::: Records for this exercise

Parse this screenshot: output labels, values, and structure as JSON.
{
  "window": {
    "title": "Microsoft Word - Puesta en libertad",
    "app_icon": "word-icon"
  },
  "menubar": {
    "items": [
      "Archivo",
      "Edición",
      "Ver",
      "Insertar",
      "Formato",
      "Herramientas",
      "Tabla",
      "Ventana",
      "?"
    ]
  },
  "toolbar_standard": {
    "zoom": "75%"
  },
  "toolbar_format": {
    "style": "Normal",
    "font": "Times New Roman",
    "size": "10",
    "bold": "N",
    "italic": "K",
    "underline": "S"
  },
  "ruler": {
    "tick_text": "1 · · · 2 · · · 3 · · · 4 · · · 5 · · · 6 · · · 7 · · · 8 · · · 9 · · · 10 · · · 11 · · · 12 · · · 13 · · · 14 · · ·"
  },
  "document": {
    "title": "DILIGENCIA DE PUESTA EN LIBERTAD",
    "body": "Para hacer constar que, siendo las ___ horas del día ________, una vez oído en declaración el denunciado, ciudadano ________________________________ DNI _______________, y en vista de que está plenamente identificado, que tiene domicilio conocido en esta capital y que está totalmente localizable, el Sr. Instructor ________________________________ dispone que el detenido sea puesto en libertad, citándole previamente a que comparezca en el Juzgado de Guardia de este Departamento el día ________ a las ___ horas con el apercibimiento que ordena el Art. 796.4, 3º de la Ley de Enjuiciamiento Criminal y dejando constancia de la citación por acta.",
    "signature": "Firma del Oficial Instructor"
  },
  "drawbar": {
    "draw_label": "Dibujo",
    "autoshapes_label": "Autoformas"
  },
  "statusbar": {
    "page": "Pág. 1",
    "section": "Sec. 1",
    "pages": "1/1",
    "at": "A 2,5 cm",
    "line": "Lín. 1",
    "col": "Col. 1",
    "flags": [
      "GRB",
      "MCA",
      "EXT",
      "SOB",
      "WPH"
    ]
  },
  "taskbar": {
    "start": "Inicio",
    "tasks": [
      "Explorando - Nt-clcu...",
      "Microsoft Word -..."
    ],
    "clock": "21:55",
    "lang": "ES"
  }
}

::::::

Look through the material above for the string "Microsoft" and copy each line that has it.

    "title": "Microsoft Word - Puesta en libertad",
      "Microsoft Word -..."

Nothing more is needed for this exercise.